Umiko Hamasaki and Mizuki, daughter of her household’s senior lady-in-waiting, are on a mission to find friendly yokai who’ll lead them to Shoki, a great slayer of disease demons. At the beach, they encountered friendly shojo, an orangutan-like race of yokai, who gave them twenty bottles of wine. Though shojo wine can cure diseases, the girls need to stay on the road and find Shoki.

Sculpture of Baku, Copyright Momotarou2012

Umiko had never ventured inside the forest. Everyone in her family, her tutors, and many of the servants had terrified her away from it with tales of horror about yokai lurking among the trees, in caves, underground, and in the skies. Some of these yokai were cannibals who loved feasting on humans daring to disturb their homes, particularly when those humans were children. It was better to be safe than sorry.

All too soon, the light gave way to darkness, and thick clusters of branches blocked out the sky. Umiko looked straight ahead as she rode Ayumu through the dark forest. The wheels of the cart rolled over many dead leaves, stones, bark, and broken branches, and the crunching sounds were amplified in the silence.
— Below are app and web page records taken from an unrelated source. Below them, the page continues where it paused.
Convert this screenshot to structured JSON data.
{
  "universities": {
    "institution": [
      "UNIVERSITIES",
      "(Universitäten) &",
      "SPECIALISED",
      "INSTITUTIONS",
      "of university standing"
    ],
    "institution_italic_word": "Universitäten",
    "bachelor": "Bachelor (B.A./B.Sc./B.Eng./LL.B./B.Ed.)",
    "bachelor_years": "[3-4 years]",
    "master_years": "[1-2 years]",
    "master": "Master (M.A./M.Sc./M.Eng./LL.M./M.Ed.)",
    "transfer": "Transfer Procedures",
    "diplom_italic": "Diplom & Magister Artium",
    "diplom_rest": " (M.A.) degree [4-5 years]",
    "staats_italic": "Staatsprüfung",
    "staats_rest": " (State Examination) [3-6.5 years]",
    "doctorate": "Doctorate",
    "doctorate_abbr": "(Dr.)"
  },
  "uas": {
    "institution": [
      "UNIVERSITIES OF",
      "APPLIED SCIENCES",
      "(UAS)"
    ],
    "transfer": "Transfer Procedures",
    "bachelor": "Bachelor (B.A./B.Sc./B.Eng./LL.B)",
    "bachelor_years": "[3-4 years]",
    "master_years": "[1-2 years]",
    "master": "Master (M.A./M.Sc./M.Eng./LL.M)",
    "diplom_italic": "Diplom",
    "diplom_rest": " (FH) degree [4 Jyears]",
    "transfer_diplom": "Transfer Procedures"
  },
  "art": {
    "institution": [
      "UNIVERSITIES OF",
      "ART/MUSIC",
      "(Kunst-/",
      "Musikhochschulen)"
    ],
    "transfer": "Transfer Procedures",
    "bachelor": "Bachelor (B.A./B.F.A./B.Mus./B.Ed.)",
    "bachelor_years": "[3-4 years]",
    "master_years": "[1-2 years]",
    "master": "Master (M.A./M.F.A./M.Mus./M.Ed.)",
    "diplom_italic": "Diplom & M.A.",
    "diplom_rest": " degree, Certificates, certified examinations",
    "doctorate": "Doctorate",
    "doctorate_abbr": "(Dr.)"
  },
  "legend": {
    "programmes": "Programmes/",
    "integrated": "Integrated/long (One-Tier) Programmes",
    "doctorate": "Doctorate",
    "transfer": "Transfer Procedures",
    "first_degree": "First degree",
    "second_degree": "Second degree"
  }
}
Umiko held Ayumu’s neck more tightly when a monstrous creature appeared in front of her. It had the body of a bear, the head of a lion, the tail of an ox, the eyes of a rhinoceros, the trunk and tusks of an elephant, and the legs of a tiger. The creature stopped and sniffed the air before gobbling up a thick white mist with a crazed curving shape.

The ten lines end here. A few more are below.

“That’s Baku,” Mizuki said. “He’ll protect us. A baku never hurts humans.”